→ Exercise
Pictures aside, repeat all the entries below exactly as they appear.

→ Given information

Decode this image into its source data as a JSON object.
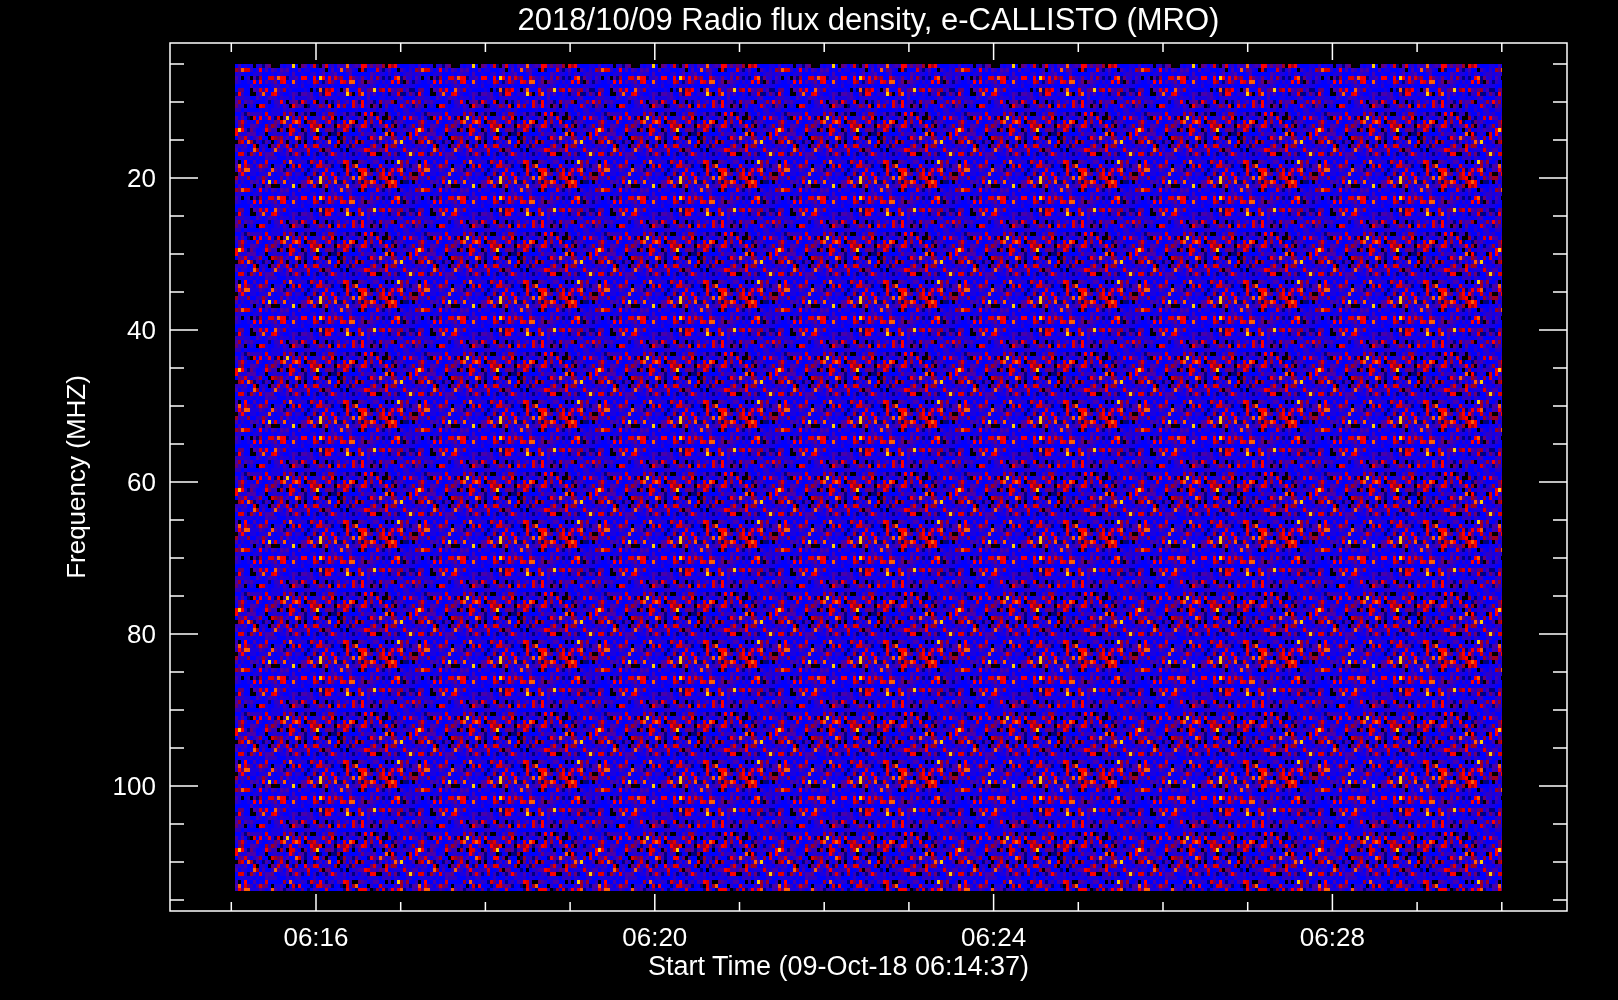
{
  "title": "2018/10/09  Radio flux density, e-CALLISTO (MRO)",
  "ylabel": "Frequency (MHZ)",
  "xlabel": "Start Time (09-Oct-18 06:14:37)",
  "yticks": [
    "20",
    "40",
    "60",
    "80",
    "100"
  ],
  "xticks": [
    "06:16",
    "06:20",
    "06:24",
    "06:28"
  ]
}
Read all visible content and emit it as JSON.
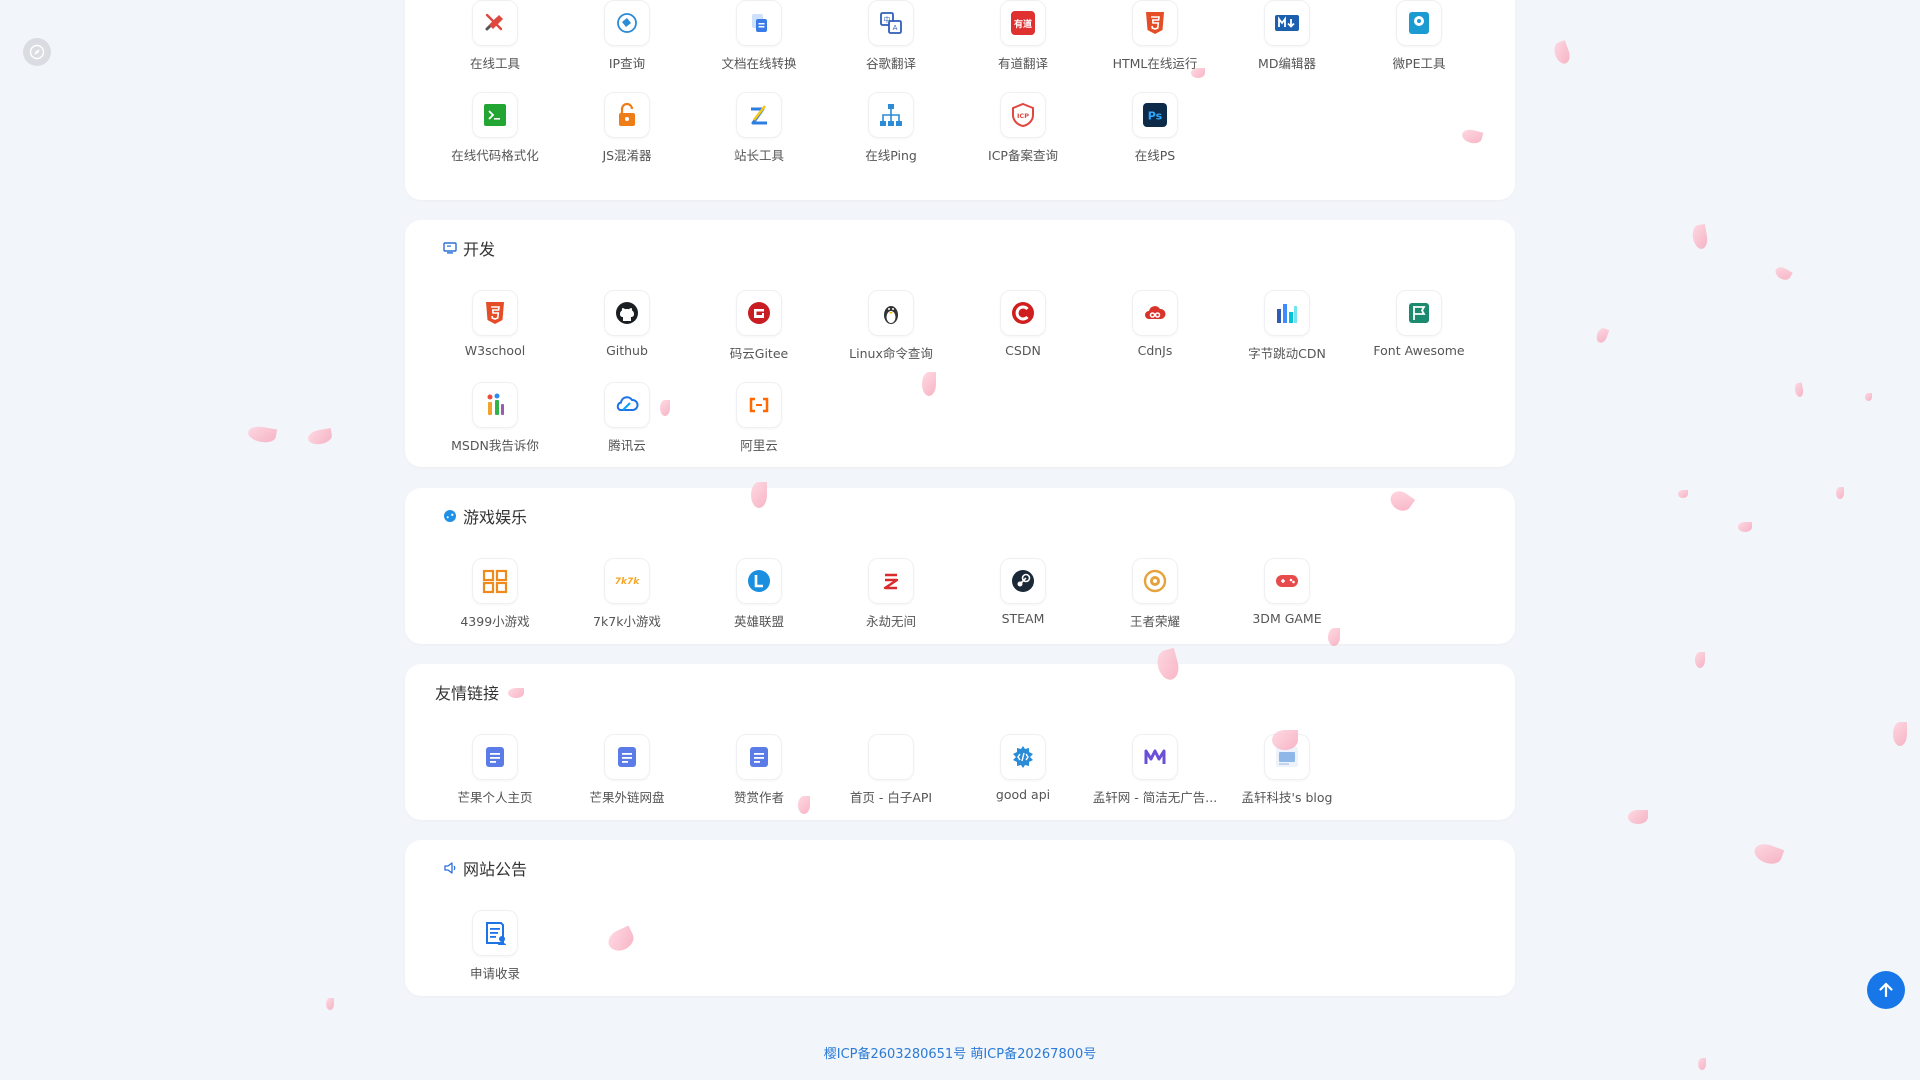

→ Your response
Decode this image into its source data as a JSON object.
{
  "title": "2018/10/09  Radio flux density, e-CALLISTO (MRO)",
  "ylabel": "Frequency (MHZ)",
  "xlabel": "Start Time (09-Oct-18 06:14:37)",
  "yticks": [
    "20",
    "40",
    "60",
    "80",
    "100"
  ],
  "xticks": [
    "06:16",
    "06:20",
    "06:24",
    "06:28"
  ]
}
Read all visible content and emit it as JSON.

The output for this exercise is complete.